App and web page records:

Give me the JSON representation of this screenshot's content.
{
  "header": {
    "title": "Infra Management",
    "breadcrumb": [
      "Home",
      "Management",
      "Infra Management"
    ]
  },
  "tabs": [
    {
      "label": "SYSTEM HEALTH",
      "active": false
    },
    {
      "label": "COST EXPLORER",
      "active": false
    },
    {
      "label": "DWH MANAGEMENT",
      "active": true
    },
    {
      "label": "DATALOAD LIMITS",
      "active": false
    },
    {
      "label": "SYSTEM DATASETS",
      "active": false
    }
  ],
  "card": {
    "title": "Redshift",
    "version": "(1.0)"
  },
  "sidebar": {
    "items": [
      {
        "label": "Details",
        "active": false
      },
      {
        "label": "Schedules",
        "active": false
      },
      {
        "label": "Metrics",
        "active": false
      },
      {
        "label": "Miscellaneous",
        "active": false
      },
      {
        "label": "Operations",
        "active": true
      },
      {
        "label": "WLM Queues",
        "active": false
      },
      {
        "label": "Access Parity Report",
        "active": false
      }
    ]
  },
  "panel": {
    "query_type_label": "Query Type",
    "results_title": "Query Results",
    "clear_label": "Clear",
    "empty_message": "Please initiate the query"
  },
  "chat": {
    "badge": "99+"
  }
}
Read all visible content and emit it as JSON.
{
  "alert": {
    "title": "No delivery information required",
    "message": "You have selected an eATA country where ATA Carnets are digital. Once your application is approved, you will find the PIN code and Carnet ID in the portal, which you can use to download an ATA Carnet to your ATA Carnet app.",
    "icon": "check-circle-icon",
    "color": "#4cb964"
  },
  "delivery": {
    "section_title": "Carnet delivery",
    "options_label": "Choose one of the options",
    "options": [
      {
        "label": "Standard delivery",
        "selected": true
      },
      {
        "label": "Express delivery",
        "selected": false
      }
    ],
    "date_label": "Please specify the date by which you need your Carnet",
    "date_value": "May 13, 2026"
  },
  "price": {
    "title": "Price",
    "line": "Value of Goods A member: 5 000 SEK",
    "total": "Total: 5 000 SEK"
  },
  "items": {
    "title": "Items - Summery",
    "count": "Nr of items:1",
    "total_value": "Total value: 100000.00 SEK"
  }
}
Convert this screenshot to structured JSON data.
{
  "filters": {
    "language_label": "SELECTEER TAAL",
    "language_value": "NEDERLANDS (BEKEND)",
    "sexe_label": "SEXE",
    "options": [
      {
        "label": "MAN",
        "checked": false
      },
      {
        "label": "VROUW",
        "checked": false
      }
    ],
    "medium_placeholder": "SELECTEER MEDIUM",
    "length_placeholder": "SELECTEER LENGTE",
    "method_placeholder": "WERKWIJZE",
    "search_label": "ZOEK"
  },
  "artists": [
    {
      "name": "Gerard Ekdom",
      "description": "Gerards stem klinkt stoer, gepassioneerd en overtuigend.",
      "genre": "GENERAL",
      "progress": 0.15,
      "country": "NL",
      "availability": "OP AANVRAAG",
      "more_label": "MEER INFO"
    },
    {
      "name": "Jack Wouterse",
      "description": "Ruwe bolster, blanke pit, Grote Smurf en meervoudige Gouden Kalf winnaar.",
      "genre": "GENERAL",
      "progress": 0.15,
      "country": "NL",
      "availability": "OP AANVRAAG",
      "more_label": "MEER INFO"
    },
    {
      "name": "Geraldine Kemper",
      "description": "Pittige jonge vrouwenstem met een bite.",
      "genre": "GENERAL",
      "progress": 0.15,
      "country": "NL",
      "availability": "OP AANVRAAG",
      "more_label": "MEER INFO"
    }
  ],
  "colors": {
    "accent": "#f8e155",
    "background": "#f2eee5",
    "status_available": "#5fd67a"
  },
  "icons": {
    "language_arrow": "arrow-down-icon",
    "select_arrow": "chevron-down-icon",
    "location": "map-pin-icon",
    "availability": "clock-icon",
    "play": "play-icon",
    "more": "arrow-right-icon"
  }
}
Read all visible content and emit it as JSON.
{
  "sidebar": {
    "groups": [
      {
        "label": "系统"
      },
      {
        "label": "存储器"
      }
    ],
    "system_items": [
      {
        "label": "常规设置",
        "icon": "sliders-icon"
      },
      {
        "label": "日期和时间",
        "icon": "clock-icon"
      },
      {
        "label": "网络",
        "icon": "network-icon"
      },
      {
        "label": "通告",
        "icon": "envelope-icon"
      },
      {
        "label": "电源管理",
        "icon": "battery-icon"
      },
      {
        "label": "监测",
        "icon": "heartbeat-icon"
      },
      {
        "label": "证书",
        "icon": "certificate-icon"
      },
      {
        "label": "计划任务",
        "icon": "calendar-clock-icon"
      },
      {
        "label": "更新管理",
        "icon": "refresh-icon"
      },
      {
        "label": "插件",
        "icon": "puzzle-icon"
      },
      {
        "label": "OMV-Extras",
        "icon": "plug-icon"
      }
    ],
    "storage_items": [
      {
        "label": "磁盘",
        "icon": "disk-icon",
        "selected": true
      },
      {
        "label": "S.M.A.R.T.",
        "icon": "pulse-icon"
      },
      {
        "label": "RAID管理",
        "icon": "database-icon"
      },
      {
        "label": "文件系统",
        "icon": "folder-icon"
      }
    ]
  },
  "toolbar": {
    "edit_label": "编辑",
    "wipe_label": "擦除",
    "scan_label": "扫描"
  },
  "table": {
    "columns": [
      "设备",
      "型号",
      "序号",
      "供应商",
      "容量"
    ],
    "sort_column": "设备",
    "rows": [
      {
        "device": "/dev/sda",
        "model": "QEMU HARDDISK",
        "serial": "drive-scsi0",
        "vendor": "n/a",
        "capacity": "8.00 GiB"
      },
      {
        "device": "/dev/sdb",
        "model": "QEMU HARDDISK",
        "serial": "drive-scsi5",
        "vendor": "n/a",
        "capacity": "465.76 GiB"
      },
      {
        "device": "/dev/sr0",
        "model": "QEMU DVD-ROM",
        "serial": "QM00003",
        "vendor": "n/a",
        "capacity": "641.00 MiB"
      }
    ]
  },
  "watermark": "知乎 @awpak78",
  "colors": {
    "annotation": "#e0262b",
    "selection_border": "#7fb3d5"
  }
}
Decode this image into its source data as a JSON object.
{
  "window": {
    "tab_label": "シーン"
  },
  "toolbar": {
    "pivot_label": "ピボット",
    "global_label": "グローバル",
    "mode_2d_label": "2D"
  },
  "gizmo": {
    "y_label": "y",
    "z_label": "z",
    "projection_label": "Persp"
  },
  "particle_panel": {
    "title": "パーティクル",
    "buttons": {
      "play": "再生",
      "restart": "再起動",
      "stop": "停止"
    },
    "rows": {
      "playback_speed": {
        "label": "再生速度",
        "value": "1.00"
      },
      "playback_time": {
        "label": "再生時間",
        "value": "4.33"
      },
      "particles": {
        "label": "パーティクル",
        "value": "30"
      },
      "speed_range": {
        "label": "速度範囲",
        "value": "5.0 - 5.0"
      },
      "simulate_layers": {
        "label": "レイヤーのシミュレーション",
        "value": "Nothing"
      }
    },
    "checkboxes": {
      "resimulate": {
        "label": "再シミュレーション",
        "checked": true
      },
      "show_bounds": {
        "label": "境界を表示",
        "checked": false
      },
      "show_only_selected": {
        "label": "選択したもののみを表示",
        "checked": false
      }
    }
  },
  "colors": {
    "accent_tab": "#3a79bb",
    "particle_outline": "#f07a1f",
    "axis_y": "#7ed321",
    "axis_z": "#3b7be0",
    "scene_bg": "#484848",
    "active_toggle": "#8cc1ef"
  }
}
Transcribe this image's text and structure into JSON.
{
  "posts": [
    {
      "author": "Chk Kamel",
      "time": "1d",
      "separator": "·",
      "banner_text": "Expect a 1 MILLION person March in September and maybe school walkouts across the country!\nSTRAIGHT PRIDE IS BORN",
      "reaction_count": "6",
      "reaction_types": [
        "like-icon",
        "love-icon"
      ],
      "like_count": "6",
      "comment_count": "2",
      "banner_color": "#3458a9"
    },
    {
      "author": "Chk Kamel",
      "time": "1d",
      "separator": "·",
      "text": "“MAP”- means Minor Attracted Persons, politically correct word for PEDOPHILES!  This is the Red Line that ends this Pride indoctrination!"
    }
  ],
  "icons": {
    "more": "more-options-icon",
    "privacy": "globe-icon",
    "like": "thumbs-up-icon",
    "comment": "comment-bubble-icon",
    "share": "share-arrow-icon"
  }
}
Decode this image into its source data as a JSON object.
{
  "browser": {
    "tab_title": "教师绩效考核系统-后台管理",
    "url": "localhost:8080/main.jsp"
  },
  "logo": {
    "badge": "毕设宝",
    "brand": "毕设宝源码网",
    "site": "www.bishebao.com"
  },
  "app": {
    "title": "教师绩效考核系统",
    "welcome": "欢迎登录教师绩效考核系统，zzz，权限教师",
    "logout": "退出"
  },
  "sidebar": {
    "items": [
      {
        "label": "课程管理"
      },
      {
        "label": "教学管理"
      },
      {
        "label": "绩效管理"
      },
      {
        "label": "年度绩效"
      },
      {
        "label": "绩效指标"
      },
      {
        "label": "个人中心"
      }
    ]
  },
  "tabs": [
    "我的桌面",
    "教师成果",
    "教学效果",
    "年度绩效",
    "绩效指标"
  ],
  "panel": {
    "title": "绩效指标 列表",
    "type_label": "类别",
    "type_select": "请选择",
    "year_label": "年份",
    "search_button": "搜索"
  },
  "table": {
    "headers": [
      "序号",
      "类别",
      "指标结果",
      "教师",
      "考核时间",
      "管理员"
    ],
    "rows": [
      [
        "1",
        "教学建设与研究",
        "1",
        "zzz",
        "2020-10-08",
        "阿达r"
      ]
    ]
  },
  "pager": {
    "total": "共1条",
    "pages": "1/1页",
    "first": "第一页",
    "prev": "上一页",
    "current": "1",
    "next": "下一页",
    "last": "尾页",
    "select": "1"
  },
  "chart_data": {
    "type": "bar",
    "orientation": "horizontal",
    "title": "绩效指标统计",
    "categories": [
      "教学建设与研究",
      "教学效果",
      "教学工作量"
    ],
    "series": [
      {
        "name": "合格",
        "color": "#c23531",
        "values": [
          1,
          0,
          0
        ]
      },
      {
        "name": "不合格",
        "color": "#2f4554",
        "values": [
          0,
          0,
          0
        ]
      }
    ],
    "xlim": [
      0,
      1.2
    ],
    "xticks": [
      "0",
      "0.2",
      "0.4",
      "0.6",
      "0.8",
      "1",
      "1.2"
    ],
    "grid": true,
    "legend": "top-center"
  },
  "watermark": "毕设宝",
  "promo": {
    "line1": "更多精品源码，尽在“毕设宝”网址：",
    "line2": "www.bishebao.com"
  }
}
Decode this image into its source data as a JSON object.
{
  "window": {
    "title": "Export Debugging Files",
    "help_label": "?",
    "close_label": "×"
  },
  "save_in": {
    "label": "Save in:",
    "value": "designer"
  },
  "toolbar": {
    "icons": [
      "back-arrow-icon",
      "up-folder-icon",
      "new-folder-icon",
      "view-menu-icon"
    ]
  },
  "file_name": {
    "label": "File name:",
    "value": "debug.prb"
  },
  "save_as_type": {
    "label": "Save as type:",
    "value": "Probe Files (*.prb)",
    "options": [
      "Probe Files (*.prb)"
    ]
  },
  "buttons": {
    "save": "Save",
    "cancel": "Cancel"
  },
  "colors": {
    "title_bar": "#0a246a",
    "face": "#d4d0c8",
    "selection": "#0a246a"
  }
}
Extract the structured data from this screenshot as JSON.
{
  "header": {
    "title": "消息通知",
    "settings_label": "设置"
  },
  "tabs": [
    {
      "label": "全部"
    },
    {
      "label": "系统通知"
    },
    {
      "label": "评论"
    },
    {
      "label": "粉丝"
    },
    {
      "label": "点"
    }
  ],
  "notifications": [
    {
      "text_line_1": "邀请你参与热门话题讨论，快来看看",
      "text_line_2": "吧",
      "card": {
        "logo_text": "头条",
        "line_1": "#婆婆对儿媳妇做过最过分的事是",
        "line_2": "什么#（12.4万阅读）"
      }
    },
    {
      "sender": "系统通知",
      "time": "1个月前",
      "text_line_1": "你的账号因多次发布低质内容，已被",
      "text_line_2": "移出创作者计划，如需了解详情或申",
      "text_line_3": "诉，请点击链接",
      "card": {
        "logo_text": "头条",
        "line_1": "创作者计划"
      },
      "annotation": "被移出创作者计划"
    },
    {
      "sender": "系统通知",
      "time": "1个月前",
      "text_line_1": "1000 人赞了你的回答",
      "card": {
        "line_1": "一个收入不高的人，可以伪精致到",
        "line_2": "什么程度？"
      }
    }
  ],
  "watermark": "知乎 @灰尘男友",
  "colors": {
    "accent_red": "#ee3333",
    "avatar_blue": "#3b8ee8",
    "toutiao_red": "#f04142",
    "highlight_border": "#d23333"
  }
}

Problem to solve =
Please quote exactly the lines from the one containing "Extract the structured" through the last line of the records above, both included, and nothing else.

Answer section =
Extract the structured data from this screenshot as JSON.
{
  "header": {
    "title": "消息通知",
    "settings_label": "设置"
  },
  "tabs": [
    {
      "label": "全部"
    },
    {
      "label": "系统通知"
    },
    {
      "label": "评论"
    },
    {
      "label": "粉丝"
    },
    {
      "label": "点"
    }
  ],
  "notifications": [
    {
      "text_line_1": "邀请你参与热门话题讨论，快来看看",
      "text_line_2": "吧",
      "card": {
        "logo_text": "头条",
        "line_1": "#婆婆对儿媳妇做过最过分的事是",
        "line_2": "什么#（12.4万阅读）"
      }
    },
    {
      "sender": "系统通知",
      "time": "1个月前",
      "text_line_1": "你的账号因多次发布低质内容，已被",
      "text_line_2": "移出创作者计划，如需了解详情或申",
      "text_line_3": "诉，请点击链接",
      "card": {
        "logo_text": "头条",
        "line_1": "创作者计划"
      },
      "annotation": "被移出创作者计划"
    },
    {
      "sender": "系统通知",
      "time": "1个月前",
      "text_line_1": "1000 人赞了你的回答",
      "card": {
        "line_1": "一个收入不高的人，可以伪精致到",
        "line_2": "什么程度？"
      }
    }
  ],
  "watermark": "知乎 @灰尘男友",
  "colors": {
    "accent_red": "#ee3333",
    "avatar_blue": "#3b8ee8",
    "toutiao_red": "#f04142",
    "highlight_border": "#d23333"
  }
}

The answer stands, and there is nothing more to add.